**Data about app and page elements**
__________

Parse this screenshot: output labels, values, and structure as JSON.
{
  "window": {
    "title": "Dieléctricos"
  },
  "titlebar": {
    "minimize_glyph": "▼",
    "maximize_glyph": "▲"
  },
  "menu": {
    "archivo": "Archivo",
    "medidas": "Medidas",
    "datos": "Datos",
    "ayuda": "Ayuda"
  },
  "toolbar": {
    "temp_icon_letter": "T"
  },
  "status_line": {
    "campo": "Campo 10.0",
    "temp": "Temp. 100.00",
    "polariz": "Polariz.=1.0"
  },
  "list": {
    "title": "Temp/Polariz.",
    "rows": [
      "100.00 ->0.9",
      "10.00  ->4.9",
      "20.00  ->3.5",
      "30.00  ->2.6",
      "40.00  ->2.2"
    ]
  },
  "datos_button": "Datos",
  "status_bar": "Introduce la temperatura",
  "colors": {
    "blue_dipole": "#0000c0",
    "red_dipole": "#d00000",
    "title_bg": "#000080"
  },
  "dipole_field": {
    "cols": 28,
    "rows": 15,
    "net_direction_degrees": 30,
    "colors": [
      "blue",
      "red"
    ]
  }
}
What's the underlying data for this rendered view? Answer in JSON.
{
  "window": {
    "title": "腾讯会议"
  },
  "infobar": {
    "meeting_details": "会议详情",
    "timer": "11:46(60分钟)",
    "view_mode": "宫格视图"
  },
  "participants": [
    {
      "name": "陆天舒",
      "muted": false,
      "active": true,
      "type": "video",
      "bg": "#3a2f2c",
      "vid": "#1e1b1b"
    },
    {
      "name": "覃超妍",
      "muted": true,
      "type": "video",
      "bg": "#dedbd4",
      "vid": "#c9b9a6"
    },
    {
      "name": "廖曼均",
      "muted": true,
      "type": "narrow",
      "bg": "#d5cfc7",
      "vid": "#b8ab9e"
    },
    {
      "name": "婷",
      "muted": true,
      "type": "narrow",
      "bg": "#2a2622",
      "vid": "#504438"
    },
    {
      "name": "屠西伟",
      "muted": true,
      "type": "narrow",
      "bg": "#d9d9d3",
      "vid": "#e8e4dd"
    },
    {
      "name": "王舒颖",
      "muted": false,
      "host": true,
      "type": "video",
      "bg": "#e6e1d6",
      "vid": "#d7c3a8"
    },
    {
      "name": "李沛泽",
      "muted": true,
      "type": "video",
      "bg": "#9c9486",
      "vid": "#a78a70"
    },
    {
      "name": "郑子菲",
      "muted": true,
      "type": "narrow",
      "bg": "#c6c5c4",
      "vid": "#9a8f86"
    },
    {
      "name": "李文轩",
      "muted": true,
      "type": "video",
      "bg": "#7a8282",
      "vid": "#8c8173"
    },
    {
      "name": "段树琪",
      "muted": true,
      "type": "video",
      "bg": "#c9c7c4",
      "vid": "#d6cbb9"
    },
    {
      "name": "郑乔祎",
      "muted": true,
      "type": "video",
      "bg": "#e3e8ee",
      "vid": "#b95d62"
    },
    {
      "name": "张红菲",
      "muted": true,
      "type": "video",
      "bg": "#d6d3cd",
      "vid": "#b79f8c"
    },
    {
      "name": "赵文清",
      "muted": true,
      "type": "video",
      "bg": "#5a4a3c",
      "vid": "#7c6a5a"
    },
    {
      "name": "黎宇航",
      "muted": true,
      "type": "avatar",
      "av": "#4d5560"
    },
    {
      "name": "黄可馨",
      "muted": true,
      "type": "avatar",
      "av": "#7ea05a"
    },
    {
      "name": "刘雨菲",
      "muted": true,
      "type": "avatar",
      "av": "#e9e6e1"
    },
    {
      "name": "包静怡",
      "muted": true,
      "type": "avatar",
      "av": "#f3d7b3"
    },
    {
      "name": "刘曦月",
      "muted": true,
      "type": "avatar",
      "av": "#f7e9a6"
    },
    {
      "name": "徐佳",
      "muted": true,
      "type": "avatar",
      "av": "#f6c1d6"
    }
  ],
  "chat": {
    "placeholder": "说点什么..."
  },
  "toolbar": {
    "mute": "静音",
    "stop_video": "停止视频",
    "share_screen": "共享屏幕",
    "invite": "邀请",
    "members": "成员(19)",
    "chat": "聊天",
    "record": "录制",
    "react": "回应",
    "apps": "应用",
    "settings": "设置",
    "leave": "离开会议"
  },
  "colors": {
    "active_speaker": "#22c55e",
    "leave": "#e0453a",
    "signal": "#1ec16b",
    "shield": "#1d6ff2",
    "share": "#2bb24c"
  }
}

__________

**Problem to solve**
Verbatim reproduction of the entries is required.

**Answer for this exercise**
Parse this screenshot: output labels, values, and structure as JSON.
{
  "window": {
    "title": "Dieléctricos"
  },
  "titlebar": {
    "minimize_glyph": "▼",
    "maximize_glyph": "▲"
  },
  "menu": {
    "archivo": "Archivo",
    "medidas": "Medidas",
    "datos": "Datos",
    "ayuda": "Ayuda"
  },
  "toolbar": {
    "temp_icon_letter": "T"
  },
  "status_line": {
    "campo": "Campo 10.0",
    "temp": "Temp. 100.00",
    "polariz": "Polariz.=1.0"
  },
  "list": {
    "title": "Temp/Polariz.",
    "rows": [
      "100.00 ->0.9",
      "10.00  ->4.9",
      "20.00  ->3.5",
      "30.00  ->2.6",
      "40.00  ->2.2"
    ]
  },
  "datos_button": "Datos",
  "status_bar": "Introduce la temperatura",
  "colors": {
    "blue_dipole": "#0000c0",
    "red_dipole": "#d00000",
    "title_bg": "#000080"
  },
  "dipole_field": {
    "cols": 28,
    "rows": 15,
    "net_direction_degrees": 30,
    "colors": [
      "blue",
      "red"
    ]
  }
}
What's the underlying data for this rendered view? Answer in JSON.
{
  "window": {
    "title": "腾讯会议"
  },
  "infobar": {
    "meeting_details": "会议详情",
    "timer": "11:46(60分钟)",
    "view_mode": "宫格视图"
  },
  "participants": [
    {
      "name": "陆天舒",
      "muted": false,
      "active": true,
      "type": "video",
      "bg": "#3a2f2c",
      "vid": "#1e1b1b"
    },
    {
      "name": "覃超妍",
      "muted": true,
      "type": "video",
      "bg": "#dedbd4",
      "vid": "#c9b9a6"
    },
    {
      "name": "廖曼均",
      "muted": true,
      "type": "narrow",
      "bg": "#d5cfc7",
      "vid": "#b8ab9e"
    },
    {
      "name": "婷",
      "muted": true,
      "type": "narrow",
      "bg": "#2a2622",
      "vid": "#504438"
    },
    {
      "name": "屠西伟",
      "muted": true,
      "type": "narrow",
      "bg": "#d9d9d3",
      "vid": "#e8e4dd"
    },
    {
      "name": "王舒颖",
      "muted": false,
      "host": true,
      "type": "video",
      "bg": "#e6e1d6",
      "vid": "#d7c3a8"
    },
    {
      "name": "李沛泽",
      "muted": true,
      "type": "video",
      "bg": "#9c9486",
      "vid": "#a78a70"
    },
    {
      "name": "郑子菲",
      "muted": true,
      "type": "narrow",
      "bg": "#c6c5c4",
      "vid": "#9a8f86"
    },
    {
      "name": "李文轩",
      "muted": true,
      "type": "video",
      "bg": "#7a8282",
      "vid": "#8c8173"
    },
    {
      "name": "段树琪",
      "muted": true,
      "type": "video",
      "bg": "#c9c7c4",
      "vid": "#d6cbb9"
    },
    {
      "name": "郑乔祎",
      "muted": true,
      "type": "video",
      "bg": "#e3e8ee",
      "vid": "#b95d62"
    },
    {
      "name": "张红菲",
      "muted": true,
      "type": "video",
      "bg": "#d6d3cd",
      "vid": "#b79f8c"
    },
    {
      "name": "赵文清",
      "muted": true,
      "type": "video",
      "bg": "#5a4a3c",
      "vid": "#7c6a5a"
    },
    {
      "name": "黎宇航",
      "muted": true,
      "type": "avatar",
      "av": "#4d5560"
    },
    {
      "name": "黄可馨",
      "muted": true,
      "type": "avatar",
      "av": "#7ea05a"
    },
    {
      "name": "刘雨菲",
      "muted": true,
      "type": "avatar",
      "av": "#e9e6e1"
    },
    {
      "name": "包静怡",
      "muted": true,
      "type": "avatar",
      "av": "#f3d7b3"
    },
    {
      "name": "刘曦月",
      "muted": true,
      "type": "avatar",
      "av": "#f7e9a6"
    },
    {
      "name": "徐佳",
      "muted": true,
      "type": "avatar",
      "av": "#f6c1d6"
    }
  ],
  "chat": {
    "placeholder": "说点什么..."
  },
  "toolbar": {
    "mute": "静音",
    "stop_video": "停止视频",
    "share_screen": "共享屏幕",
    "invite": "邀请",
    "members": "成员(19)",
    "chat": "聊天",
    "record": "录制",
    "react": "回应",
    "apps": "应用",
    "settings": "设置",
    "leave": "离开会议"
  },
  "colors": {
    "active_speaker": "#22c55e",
    "leave": "#e0453a",
    "signal": "#1ec16b",
    "shield": "#1d6ff2",
    "share": "#2bb24c"
  }
}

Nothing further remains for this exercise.